* ABOUT THIS TASK
Go through the records below and write each one out again unchanged.

[Collected data]
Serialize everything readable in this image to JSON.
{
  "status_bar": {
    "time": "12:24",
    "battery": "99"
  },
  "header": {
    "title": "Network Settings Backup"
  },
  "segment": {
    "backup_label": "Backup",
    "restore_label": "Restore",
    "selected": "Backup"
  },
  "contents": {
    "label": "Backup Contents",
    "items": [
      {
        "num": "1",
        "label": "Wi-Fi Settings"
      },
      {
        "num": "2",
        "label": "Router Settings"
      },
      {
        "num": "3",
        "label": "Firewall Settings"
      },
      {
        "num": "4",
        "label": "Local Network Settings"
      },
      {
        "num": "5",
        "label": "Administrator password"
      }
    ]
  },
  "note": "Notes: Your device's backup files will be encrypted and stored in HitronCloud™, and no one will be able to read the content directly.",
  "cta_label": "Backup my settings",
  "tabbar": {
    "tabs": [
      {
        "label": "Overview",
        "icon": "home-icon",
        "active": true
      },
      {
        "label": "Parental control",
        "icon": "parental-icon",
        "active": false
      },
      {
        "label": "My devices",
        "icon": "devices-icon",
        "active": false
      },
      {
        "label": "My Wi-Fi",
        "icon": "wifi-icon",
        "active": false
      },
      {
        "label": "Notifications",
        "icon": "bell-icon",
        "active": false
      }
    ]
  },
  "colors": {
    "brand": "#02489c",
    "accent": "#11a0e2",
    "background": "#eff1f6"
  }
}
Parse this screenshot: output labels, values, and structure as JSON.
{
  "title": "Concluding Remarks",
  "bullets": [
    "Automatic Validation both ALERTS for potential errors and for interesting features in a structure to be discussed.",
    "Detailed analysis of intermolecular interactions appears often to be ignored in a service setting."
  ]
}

* EXERCISE SOLUTION
Serialize everything readable in this image to JSON.
{
  "status_bar": {
    "time": "12:24",
    "battery": "99"
  },
  "header": {
    "title": "Network Settings Backup"
  },
  "segment": {
    "backup_label": "Backup",
    "restore_label": "Restore",
    "selected": "Backup"
  },
  "contents": {
    "label": "Backup Contents",
    "items": [
      {
        "num": "1",
        "label": "Wi-Fi Settings"
      },
      {
        "num": "2",
        "label": "Router Settings"
      },
      {
        "num": "3",
        "label": "Firewall Settings"
      },
      {
        "num": "4",
        "label": "Local Network Settings"
      },
      {
        "num": "5",
        "label": "Administrator password"
      }
    ]
  },
  "note": "Notes: Your device's backup files will be encrypted and stored in HitronCloud™, and no one will be able to read the content directly.",
  "cta_label": "Backup my settings",
  "tabbar": {
    "tabs": [
      {
        "label": "Overview",
        "icon": "home-icon",
        "active": true
      },
      {
        "label": "Parental control",
        "icon": "parental-icon",
        "active": false
      },
      {
        "label": "My devices",
        "icon": "devices-icon",
        "active": false
      },
      {
        "label": "My Wi-Fi",
        "icon": "wifi-icon",
        "active": false
      },
      {
        "label": "Notifications",
        "icon": "bell-icon",
        "active": false
      }
    ]
  },
  "colors": {
    "brand": "#02489c",
    "accent": "#11a0e2",
    "background": "#eff1f6"
  }
}
Parse this screenshot: output labels, values, and structure as JSON.
{
  "title": "Concluding Remarks",
  "bullets": [
    "Automatic Validation both ALERTS for potential errors and for interesting features in a structure to be discussed.",
    "Detailed analysis of intermolecular interactions appears often to be ignored in a service setting."
  ]
}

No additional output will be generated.